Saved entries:
*****

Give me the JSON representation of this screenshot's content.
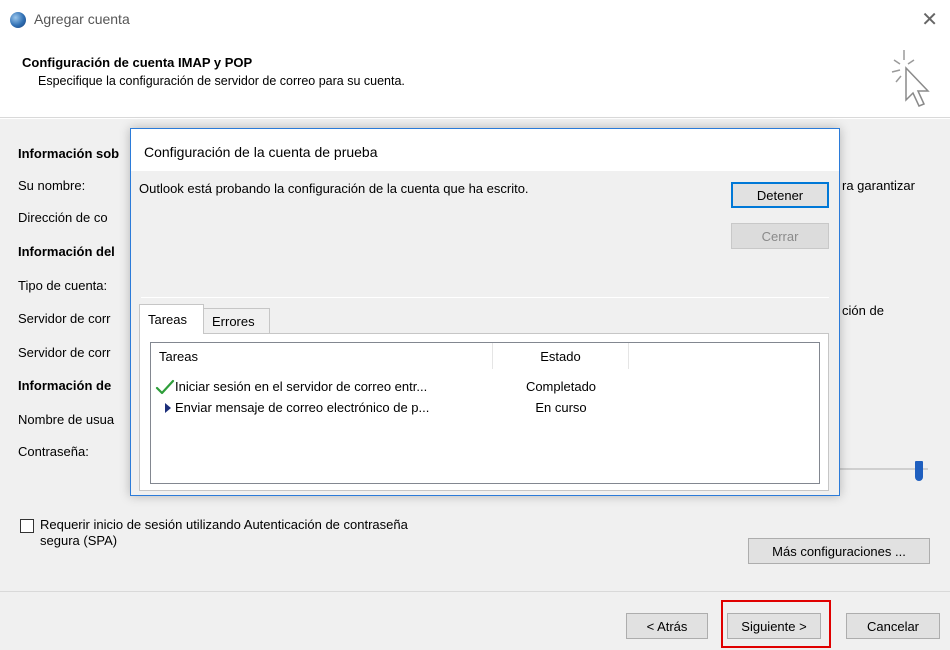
{
  "window": {
    "title": "Agregar cuenta"
  },
  "header": {
    "title": "Configuración de cuenta IMAP y POP",
    "subtitle": "Especifique la configuración de servidor de correo para su cuenta."
  },
  "background_form": {
    "section_user_info": "Información sob",
    "label_your_name": "Su nombre:",
    "label_email": "Dirección de co",
    "section_server_info": "Información del",
    "label_account_type": "Tipo de cuenta:",
    "label_incoming_server": "Servidor de corr",
    "label_outgoing_server": "Servidor de corr",
    "section_logon_info": "Información de",
    "label_username": "Nombre de usua",
    "label_password": "Contraseña:",
    "right_text_1": "ra garantizar",
    "right_text_2": "ción de",
    "spa_label": "Requerir inicio de sesión utilizando Autenticación de contraseña segura (SPA)",
    "more_settings_button": "Más configuraciones ..."
  },
  "test_dialog": {
    "title": "Configuración de la cuenta de prueba",
    "message": "Outlook está probando la configuración de la cuenta que ha escrito.",
    "stop_button": "Detener",
    "close_button": "Cerrar",
    "tabs": [
      {
        "label": "Tareas",
        "active": true
      },
      {
        "label": "Errores",
        "active": false
      }
    ],
    "columns": {
      "task": "Tareas",
      "status": "Estado"
    },
    "rows": [
      {
        "icon": "checkmark-icon",
        "task": "Iniciar sesión en el servidor de correo entr...",
        "status": "Completado"
      },
      {
        "icon": "arrow-right-icon",
        "task": "Enviar mensaje de correo electrónico de p...",
        "status": "En curso"
      }
    ]
  },
  "footer": {
    "back_button": "< Atrás",
    "next_button": "Siguiente >",
    "cancel_button": "Cancelar"
  },
  "colors": {
    "accent_blue": "#0078d7",
    "highlight_red": "#e00000",
    "check_green": "#2e9e3a",
    "arrow_navy": "#1c2f7a"
  }
}
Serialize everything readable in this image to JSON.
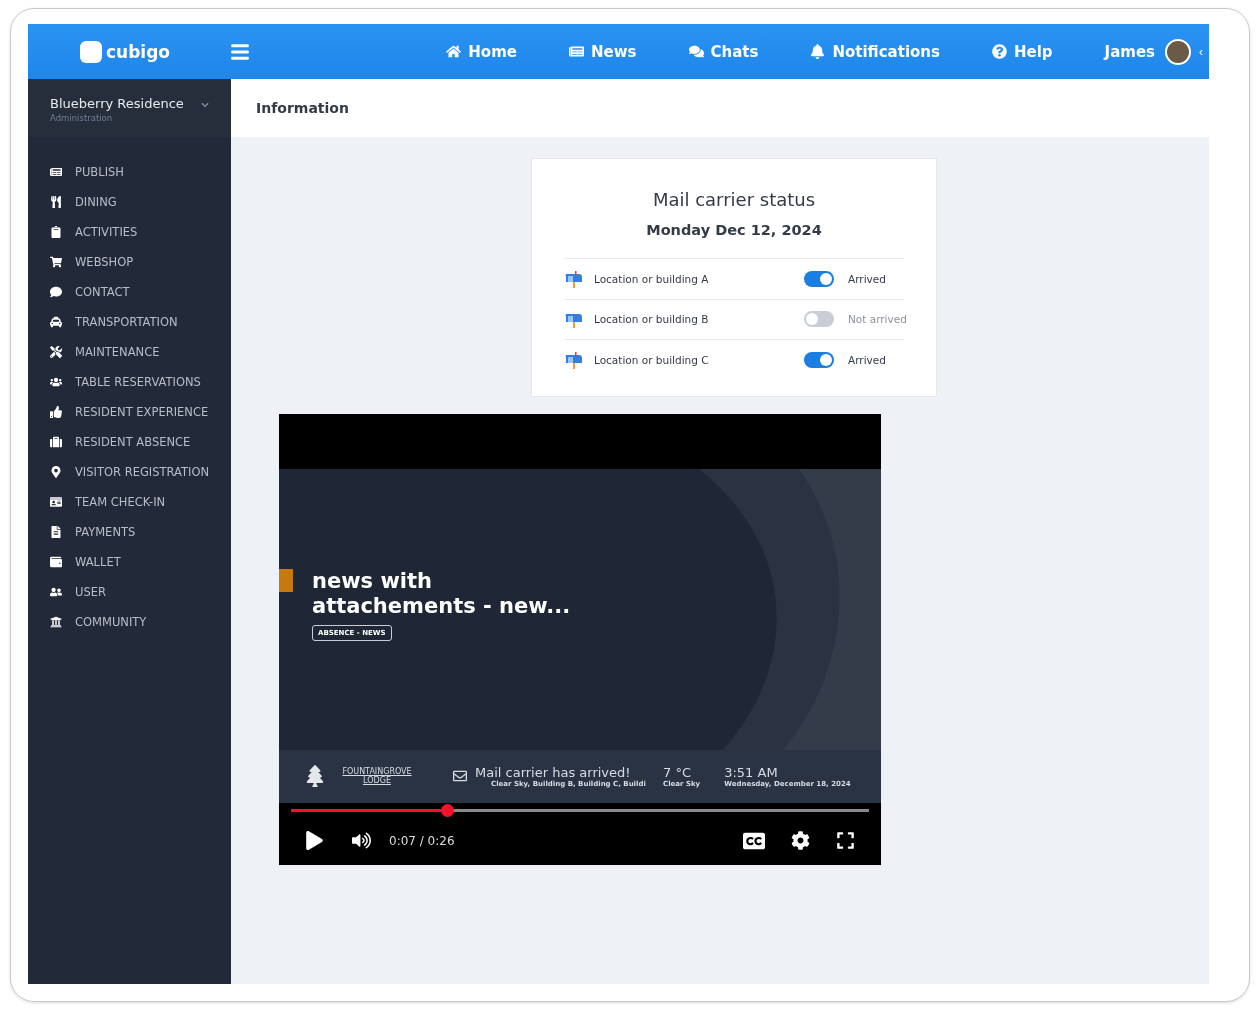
{
  "topbar": {
    "logo": "cubigo",
    "nav": [
      {
        "label": "Home"
      },
      {
        "label": "News"
      },
      {
        "label": "Chats"
      },
      {
        "label": "Notifications"
      },
      {
        "label": "Help"
      }
    ],
    "user": "James",
    "collapse": "‹"
  },
  "sidebar": {
    "residence": "Blueberry Residence",
    "role": "Administration",
    "items": [
      {
        "label": "PUBLISH"
      },
      {
        "label": "DINING"
      },
      {
        "label": "ACTIVITIES"
      },
      {
        "label": "WEBSHOP"
      },
      {
        "label": "CONTACT"
      },
      {
        "label": "TRANSPORTATION"
      },
      {
        "label": "MAINTENANCE"
      },
      {
        "label": "TABLE RESERVATIONS"
      },
      {
        "label": "RESIDENT EXPERIENCE"
      },
      {
        "label": "RESIDENT ABSENCE"
      },
      {
        "label": "VISITOR REGISTRATION"
      },
      {
        "label": "TEAM CHECK-IN"
      },
      {
        "label": "PAYMENTS"
      },
      {
        "label": "WALLET"
      },
      {
        "label": "USER"
      },
      {
        "label": "COMMUNITY"
      }
    ]
  },
  "page": {
    "title": "Information"
  },
  "card": {
    "title": "Mail carrier status",
    "date": "Monday Dec 12, 2024",
    "rows": [
      {
        "location": "Location or building A",
        "on": true,
        "status": "Arrived"
      },
      {
        "location": "Location or building B",
        "on": false,
        "status": "Not arrived"
      },
      {
        "location": "Location or building C",
        "on": true,
        "status": "Arrived"
      }
    ]
  },
  "video": {
    "headline": "news with attachements - new...",
    "tag": "ABSENCE - NEWS",
    "brand_top": "FOUNTAINGROVE",
    "brand_bottom": "LODGE",
    "message": "Mail carrier has arrived!",
    "message_sub": "Clear Sky, Building B, Building C, Buildi",
    "temperature": "7 °C",
    "weather": "Clear Sky",
    "clock": "3:51 AM",
    "clock_date": "Wednesday, December 18, 2024",
    "level": 0.27,
    "time": "0:07 / 0:26"
  }
}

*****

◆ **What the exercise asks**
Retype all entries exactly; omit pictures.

◆ **The completed task**
Give me the JSON representation of this screenshot's content.
{
  "window": {
    "title": "Agregar cuenta"
  },
  "header": {
    "title": "Configuración de cuenta IMAP y POP",
    "subtitle": "Especifique la configuración de servidor de correo para su cuenta."
  },
  "background_form": {
    "section_user_info": "Información sob",
    "label_your_name": "Su nombre:",
    "label_email": "Dirección de co",
    "section_server_info": "Información del",
    "label_account_type": "Tipo de cuenta:",
    "label_incoming_server": "Servidor de corr",
    "label_outgoing_server": "Servidor de corr",
    "section_logon_info": "Información de",
    "label_username": "Nombre de usua",
    "label_password": "Contraseña:",
    "right_text_1": "ra garantizar",
    "right_text_2": "ción de",
    "spa_label": "Requerir inicio de sesión utilizando Autenticación de contraseña segura (SPA)",
    "more_settings_button": "Más configuraciones ..."
  },
  "test_dialog": {
    "title": "Configuración de la cuenta de prueba",
    "message": "Outlook está probando la configuración de la cuenta que ha escrito.",
    "stop_button": "Detener",
    "close_button": "Cerrar",
    "tabs": [
      {
        "label": "Tareas",
        "active": true
      },
      {
        "label": "Errores",
        "active": false
      }
    ],
    "columns": {
      "task": "Tareas",
      "status": "Estado"
    },
    "rows": [
      {
        "icon": "checkmark-icon",
        "task": "Iniciar sesión en el servidor de correo entr...",
        "status": "Completado"
      },
      {
        "icon": "arrow-right-icon",
        "task": "Enviar mensaje de correo electrónico de p...",
        "status": "En curso"
      }
    ]
  },
  "footer": {
    "back_button": "< Atrás",
    "next_button": "Siguiente >",
    "cancel_button": "Cancelar"
  },
  "colors": {
    "accent_blue": "#0078d7",
    "highlight_red": "#e00000",
    "check_green": "#2e9e3a",
    "arrow_navy": "#1c2f7a"
  }
}
Serialize everything readable in this image to JSON.
{
  "topbar": {
    "logo": "cubigo",
    "nav": [
      {
        "label": "Home"
      },
      {
        "label": "News"
      },
      {
        "label": "Chats"
      },
      {
        "label": "Notifications"
      },
      {
        "label": "Help"
      }
    ],
    "user": "James",
    "collapse": "‹"
  },
  "sidebar": {
    "residence": "Blueberry Residence",
    "role": "Administration",
    "items": [
      {
        "label": "PUBLISH"
      },
      {
        "label": "DINING"
      },
      {
        "label": "ACTIVITIES"
      },
      {
        "label": "WEBSHOP"
      },
      {
        "label": "CONTACT"
      },
      {
        "label": "TRANSPORTATION"
      },
      {
        "label": "MAINTENANCE"
      },
      {
        "label": "TABLE RESERVATIONS"
      },
      {
        "label": "RESIDENT EXPERIENCE"
      },
      {
        "label": "RESIDENT ABSENCE"
      },
      {
        "label": "VISITOR REGISTRATION"
      },
      {
        "label": "TEAM CHECK-IN"
      },
      {
        "label": "PAYMENTS"
      },
      {
        "label": "WALLET"
      },
      {
        "label": "USER"
      },
      {
        "label": "COMMUNITY"
      }
    ]
  },
  "page": {
    "title": "Information"
  },
  "card": {
    "title": "Mail carrier status",
    "date": "Monday Dec 12, 2024",
    "rows": [
      {
        "location": "Location or building A",
        "on": true,
        "status": "Arrived"
      },
      {
        "location": "Location or building B",
        "on": false,
        "status": "Not arrived"
      },
      {
        "location": "Location or building C",
        "on": true,
        "status": "Arrived"
      }
    ]
  },
  "video": {
    "headline": "news with attachements - new...",
    "tag": "ABSENCE - NEWS",
    "brand_top": "FOUNTAINGROVE",
    "brand_bottom": "LODGE",
    "message": "Mail carrier has arrived!",
    "message_sub": "Clear Sky, Building B, Building C, Buildi",
    "temperature": "7 °C",
    "weather": "Clear Sky",
    "clock": "3:51 AM",
    "clock_date": "Wednesday, December 18, 2024",
    "level": 0.27,
    "time": "0:07 / 0:26"
  }
}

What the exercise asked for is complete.